Dobson, N.C. — Seeing double — or even triple — is a danger at British sports car (and saloon) gatherings. There are Triumph TR6s, often the same model year and color; there are look-alike MGs; Austin-Healeys are sprouting like the first dandelions of spring and there are clusters of Jaguars and Morris Minis to turn heads and delight.
And the pastoral Shelton Vineyards here, with the early greening of grape vines and a cunning brook with bridges feeding a quiet pond, provided a movie-like setting for the popular April 19-21 meet.
Vic and Judy Euliss of Burlington, N.C. were keeping out of the chilling spring wind in their 1959 TR-3A, a car Vic has owned since 2002.
“I had a TR-3 as an undergraduate student and wanted to have something like it once, again,” said the former mayor of Graham, N.C. “I bought this TR-3 online and drove it home from Houston, Tex.”
But not all on the same trip. Euliss’s TR-3 developed mechanical problems in Selma, Ala. and he returned to North Carolina without his prize.
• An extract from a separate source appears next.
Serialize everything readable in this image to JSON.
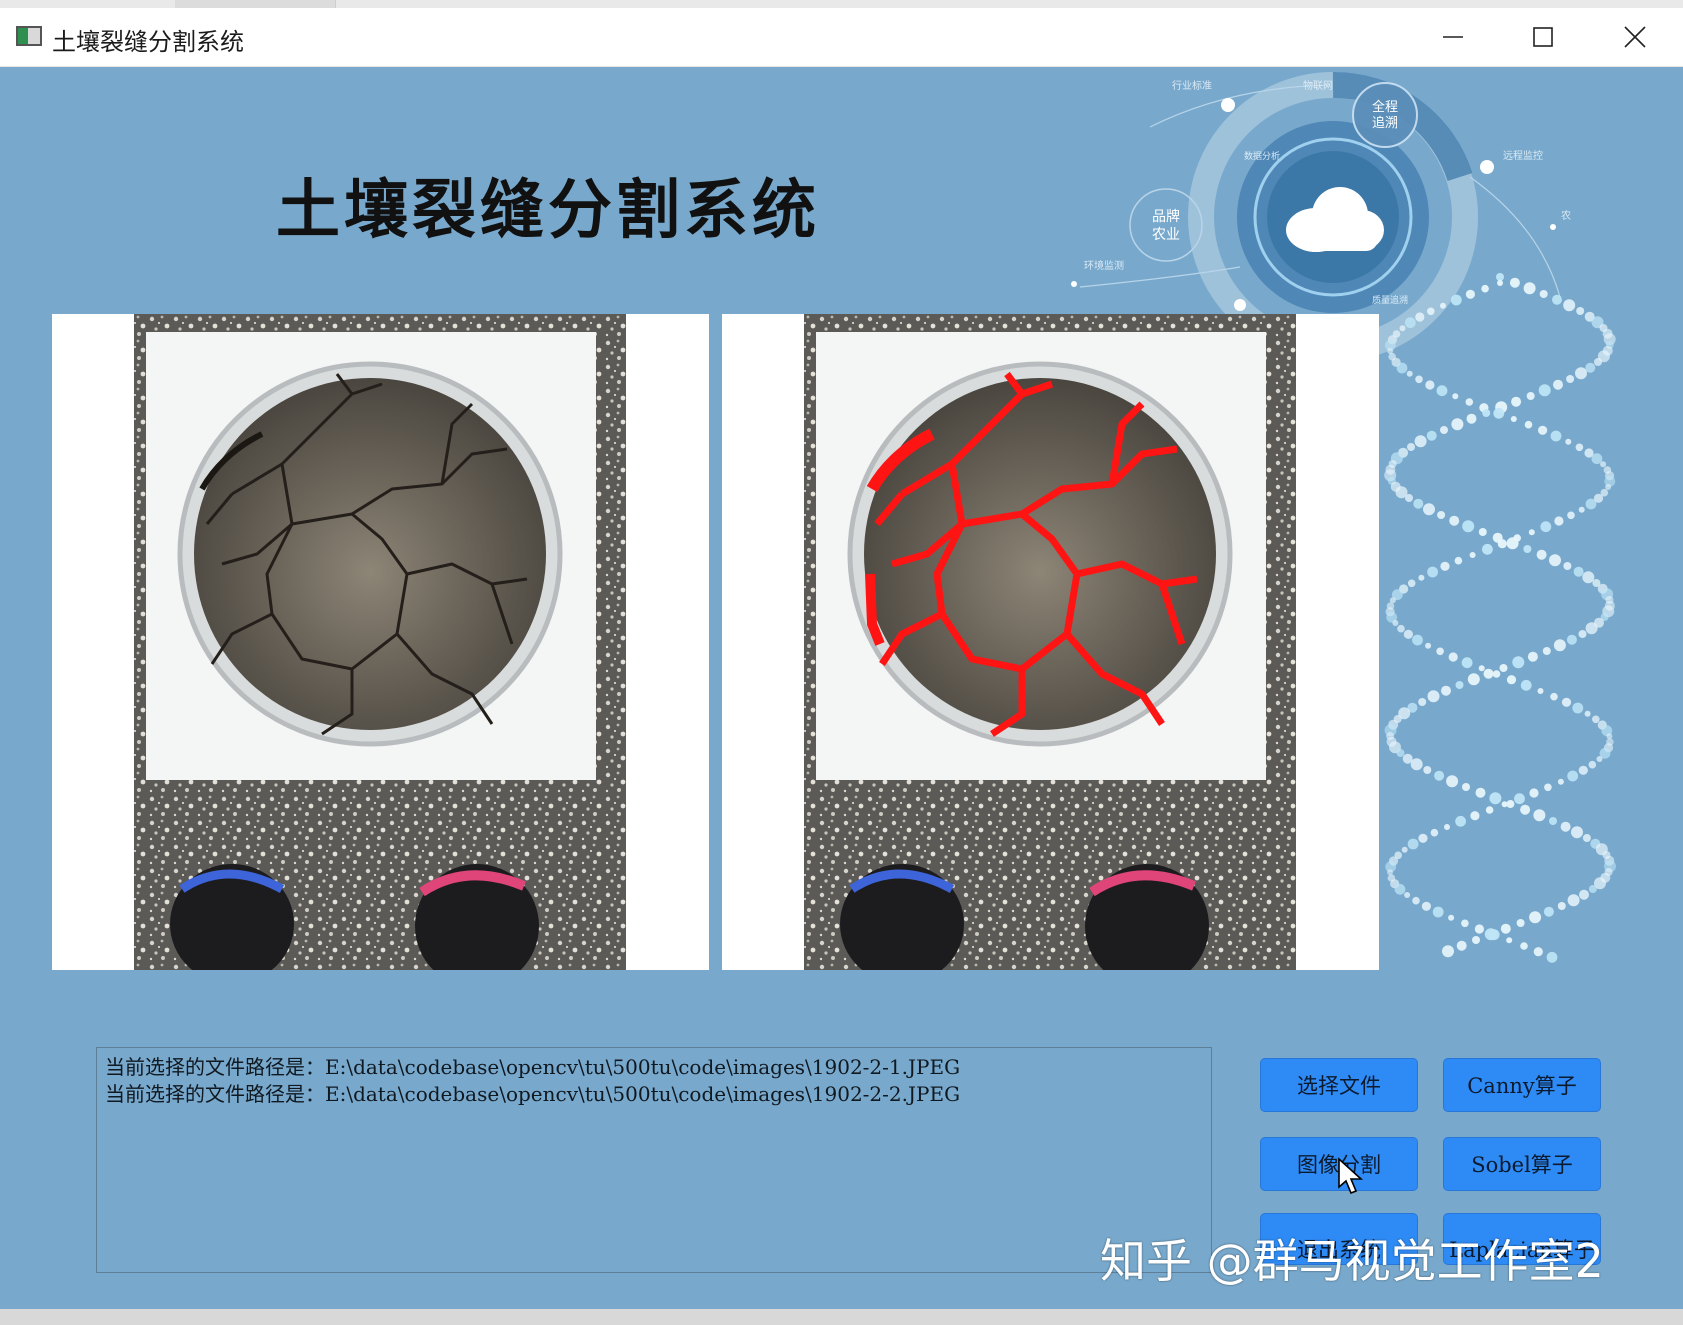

He later learned that only a wire had come loose. “If I had thought of that, I could have fixed it myself,” he said.
The information posted on the windscreen of Peter Cosmides’ 1974 MGB-GT with small-block Rover V-8 suggested there may be between 15 and 25 of these limited-production cars in the U.S.
Cosmides, of Moorestown, N.J. wrote, “The V-8 motor makes the MGB the car it should have been. . .it provided a very capable and comfortable road car that is quite at home on the highways eating up mile after mile.”
A string of Triumph V-8s had one visitor comment: “I’ve never seen so many 8s in one place.”
“And they all drove here,” responded Helen Van Cott, who with her husband Ray had made the trip from their home in Williamsburg, Va. to northern North Carolina in their TR 8 for the British car show.
“We’ve had our TR-8 a couple of years,” she said. “It has a Land Rover engine and air conditioning but no cruise control.”
Cat fancier Robert Reavis of Greensboro, N.C., set up a small display, the gothic Cat Cult, on the ground ahead of the 1994 Jaguar XJS he was showing.
“I also own a 1985 Jaguar SJ6,” said Reavis, who has taken it upon himself to protect the reputation of all cats. His own at home is named Little Dio.
He shared his site at the vineyard with Alex Scott, a young Jaguar fan who brought copies of older publications devoted to the car but not the 1982 XJ6 he owns in Greensboro.
The father-son team of Ronald and Robert Childress of Yadkinville, N.C. were showing off their first Jaguar — a subtly curvy 1959 XK 150 which they found about a year ago.
To their delight, there wasn’t a scratch on the car, Ronald said.
“It had been restored earlier but most of it is original,” he said. “About all we did was carburetors.”
The XK 150 has a 220-horsepower 3.4-liter engine mated to a four-speed with electric overdrive, he said. It has a rated top speed of 132 miles per hour, he added.